Activity » Copy out each line featuring the string "title" from the entries beneath.

Dataset entries »
#####

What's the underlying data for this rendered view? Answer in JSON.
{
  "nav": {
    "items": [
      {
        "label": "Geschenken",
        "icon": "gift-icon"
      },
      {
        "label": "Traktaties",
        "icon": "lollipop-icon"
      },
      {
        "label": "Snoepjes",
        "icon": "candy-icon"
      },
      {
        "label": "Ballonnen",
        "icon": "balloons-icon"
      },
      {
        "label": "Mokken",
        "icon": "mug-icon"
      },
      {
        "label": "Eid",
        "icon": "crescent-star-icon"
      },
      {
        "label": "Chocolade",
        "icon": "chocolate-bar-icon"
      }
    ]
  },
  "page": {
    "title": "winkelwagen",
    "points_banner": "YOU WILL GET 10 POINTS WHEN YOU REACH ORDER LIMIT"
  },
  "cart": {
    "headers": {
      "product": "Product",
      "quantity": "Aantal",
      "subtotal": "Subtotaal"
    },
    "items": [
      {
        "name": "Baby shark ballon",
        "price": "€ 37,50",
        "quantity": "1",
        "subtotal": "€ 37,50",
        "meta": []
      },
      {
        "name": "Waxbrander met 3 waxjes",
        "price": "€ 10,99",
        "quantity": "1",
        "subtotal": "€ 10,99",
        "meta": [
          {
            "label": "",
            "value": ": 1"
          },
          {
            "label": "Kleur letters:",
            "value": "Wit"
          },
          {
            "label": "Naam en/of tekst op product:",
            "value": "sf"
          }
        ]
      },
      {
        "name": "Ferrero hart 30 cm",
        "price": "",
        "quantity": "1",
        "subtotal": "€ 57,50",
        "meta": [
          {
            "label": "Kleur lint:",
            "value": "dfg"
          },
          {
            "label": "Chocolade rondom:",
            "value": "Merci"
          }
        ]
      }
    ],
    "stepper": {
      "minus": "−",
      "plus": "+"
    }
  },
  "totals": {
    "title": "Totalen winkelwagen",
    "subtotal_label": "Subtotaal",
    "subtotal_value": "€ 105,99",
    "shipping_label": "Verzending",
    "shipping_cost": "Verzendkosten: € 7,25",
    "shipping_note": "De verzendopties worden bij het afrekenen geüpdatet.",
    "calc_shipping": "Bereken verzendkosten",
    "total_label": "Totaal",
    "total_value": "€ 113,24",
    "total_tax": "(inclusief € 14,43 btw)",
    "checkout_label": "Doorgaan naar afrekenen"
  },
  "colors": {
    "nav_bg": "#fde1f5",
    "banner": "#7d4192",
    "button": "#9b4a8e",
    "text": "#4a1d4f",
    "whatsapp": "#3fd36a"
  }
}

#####

Exercise solution »
    "title": "winkelwagen",
    "title": "Totalen winkelwagen",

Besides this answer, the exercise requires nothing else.